#### Material shown
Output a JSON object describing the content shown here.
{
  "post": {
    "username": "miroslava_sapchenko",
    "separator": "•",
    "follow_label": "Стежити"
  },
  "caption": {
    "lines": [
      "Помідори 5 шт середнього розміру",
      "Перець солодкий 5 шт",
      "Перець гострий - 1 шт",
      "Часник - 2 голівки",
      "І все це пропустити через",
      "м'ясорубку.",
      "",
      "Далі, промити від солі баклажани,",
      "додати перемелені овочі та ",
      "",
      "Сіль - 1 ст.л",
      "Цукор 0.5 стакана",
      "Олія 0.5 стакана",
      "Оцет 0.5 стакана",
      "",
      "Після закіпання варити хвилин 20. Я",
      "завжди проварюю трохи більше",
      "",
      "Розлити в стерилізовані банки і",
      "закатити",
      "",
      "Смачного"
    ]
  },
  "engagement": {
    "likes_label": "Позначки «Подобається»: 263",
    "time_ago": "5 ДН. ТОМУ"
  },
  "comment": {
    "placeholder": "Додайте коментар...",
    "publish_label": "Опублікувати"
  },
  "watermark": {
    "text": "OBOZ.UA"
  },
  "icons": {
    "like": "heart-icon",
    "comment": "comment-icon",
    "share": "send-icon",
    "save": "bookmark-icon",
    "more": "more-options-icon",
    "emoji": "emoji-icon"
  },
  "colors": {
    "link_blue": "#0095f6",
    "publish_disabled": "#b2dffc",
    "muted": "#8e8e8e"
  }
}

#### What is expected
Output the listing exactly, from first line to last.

#### Written answer
Output a JSON object describing the content shown here.
{
  "post": {
    "username": "miroslava_sapchenko",
    "separator": "•",
    "follow_label": "Стежити"
  },
  "caption": {
    "lines": [
      "Помідори 5 шт середнього розміру",
      "Перець солодкий 5 шт",
      "Перець гострий - 1 шт",
      "Часник - 2 голівки",
      "І все це пропустити через",
      "м'ясорубку.",
      "",
      "Далі, промити від солі баклажани,",
      "додати перемелені овочі та ",
      "",
      "Сіль - 1 ст.л",
      "Цукор 0.5 стакана",
      "Олія 0.5 стакана",
      "Оцет 0.5 стакана",
      "",
      "Після закіпання варити хвилин 20. Я",
      "завжди проварюю трохи більше",
      "",
      "Розлити в стерилізовані банки і",
      "закатити",
      "",
      "Смачного"
    ]
  },
  "engagement": {
    "likes_label": "Позначки «Подобається»: 263",
    "time_ago": "5 ДН. ТОМУ"
  },
  "comment": {
    "placeholder": "Додайте коментар...",
    "publish_label": "Опублікувати"
  },
  "watermark": {
    "text": "OBOZ.UA"
  },
  "icons": {
    "like": "heart-icon",
    "comment": "comment-icon",
    "share": "send-icon",
    "save": "bookmark-icon",
    "more": "more-options-icon",
    "emoji": "emoji-icon"
  },
  "colors": {
    "link_blue": "#0095f6",
    "publish_disabled": "#b2dffc",
    "muted": "#8e8e8e"
  }
}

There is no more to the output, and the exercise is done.